:: EXTRACTED INFORMATION

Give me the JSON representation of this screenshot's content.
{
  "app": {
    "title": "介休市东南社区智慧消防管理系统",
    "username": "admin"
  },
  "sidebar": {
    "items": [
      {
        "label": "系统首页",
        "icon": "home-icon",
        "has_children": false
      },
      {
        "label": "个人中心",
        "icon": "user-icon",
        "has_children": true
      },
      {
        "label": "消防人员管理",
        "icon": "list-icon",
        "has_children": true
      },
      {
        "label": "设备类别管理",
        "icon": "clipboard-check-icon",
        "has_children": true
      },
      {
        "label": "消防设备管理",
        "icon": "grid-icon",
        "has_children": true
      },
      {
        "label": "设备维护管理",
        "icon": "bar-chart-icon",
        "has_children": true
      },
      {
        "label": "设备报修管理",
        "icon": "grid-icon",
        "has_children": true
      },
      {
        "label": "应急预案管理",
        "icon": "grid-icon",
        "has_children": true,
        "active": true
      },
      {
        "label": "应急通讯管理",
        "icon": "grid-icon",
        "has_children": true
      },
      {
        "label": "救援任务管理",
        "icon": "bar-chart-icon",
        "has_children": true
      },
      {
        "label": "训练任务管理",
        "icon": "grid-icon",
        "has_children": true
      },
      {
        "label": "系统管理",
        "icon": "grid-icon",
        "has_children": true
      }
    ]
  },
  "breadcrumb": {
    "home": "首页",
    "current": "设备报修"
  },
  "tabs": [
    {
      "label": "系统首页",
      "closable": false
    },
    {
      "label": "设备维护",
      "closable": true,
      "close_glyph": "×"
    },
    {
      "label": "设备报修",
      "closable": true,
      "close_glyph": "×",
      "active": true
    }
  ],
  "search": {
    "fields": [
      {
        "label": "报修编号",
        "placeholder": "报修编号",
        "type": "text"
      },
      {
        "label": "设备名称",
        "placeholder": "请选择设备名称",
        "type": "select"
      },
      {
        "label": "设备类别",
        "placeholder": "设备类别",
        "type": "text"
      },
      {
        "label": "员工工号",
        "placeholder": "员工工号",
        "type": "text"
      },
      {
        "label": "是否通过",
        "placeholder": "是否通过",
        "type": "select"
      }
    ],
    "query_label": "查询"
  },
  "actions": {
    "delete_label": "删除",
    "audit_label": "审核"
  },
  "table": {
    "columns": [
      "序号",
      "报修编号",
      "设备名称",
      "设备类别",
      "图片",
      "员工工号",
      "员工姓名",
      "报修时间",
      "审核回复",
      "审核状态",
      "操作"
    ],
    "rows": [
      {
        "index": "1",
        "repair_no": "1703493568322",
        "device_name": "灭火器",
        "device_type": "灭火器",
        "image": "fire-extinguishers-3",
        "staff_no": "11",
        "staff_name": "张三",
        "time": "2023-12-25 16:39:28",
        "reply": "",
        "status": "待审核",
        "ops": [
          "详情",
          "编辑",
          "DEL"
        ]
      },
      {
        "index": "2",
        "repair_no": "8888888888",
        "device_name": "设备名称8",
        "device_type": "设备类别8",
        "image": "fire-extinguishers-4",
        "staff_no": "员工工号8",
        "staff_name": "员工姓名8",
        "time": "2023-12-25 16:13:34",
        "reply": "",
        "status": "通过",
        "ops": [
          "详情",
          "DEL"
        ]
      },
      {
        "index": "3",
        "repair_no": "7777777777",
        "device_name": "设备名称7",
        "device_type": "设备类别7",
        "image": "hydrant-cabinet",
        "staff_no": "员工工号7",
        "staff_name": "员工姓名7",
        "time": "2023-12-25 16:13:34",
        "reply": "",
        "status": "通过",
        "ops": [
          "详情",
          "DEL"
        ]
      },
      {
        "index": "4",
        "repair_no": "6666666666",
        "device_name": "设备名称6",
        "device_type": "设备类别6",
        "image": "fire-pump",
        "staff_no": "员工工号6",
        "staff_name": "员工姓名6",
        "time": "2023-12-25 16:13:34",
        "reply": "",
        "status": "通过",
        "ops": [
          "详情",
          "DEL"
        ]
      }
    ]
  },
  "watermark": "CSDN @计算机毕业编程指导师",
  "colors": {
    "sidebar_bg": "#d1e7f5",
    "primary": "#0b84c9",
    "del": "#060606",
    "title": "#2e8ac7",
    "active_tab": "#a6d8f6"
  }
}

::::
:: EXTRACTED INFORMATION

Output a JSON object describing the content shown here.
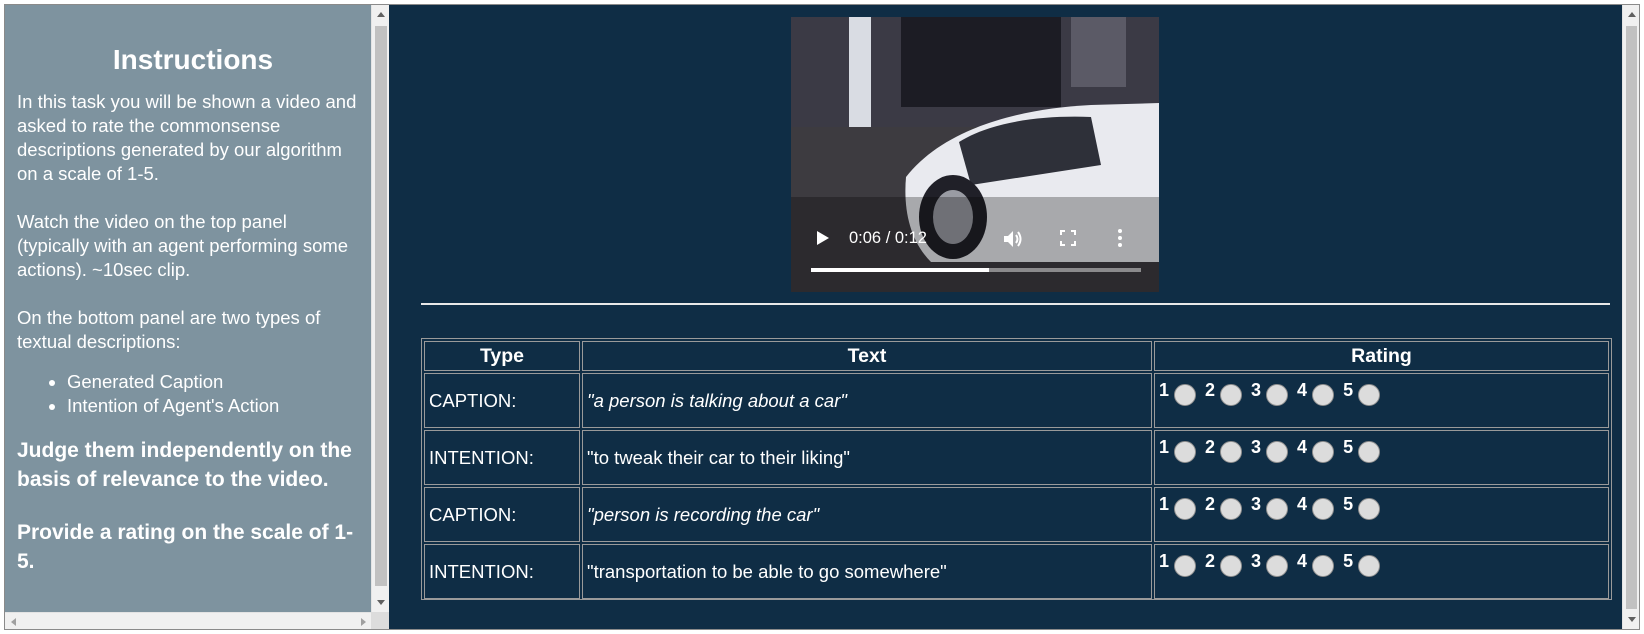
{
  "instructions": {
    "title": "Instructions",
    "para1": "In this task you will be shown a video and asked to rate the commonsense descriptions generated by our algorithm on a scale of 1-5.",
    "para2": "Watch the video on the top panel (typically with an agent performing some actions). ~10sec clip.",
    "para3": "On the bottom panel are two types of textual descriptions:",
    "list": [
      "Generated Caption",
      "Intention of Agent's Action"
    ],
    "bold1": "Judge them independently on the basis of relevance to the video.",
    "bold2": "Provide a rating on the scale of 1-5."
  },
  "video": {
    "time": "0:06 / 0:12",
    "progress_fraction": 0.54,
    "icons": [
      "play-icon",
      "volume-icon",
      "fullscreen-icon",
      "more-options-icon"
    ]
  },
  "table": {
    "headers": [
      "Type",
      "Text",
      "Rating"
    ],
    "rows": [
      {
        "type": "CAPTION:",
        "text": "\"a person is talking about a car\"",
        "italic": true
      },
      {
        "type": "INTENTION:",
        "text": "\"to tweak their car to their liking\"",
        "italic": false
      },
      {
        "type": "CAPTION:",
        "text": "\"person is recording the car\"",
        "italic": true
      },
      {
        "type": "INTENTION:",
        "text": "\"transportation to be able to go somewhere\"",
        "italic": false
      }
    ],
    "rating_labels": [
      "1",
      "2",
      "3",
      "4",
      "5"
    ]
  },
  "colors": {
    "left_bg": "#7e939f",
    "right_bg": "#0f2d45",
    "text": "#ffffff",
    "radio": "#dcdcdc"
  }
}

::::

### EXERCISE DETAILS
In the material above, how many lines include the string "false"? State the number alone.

### PROBLEM SOLUTION
4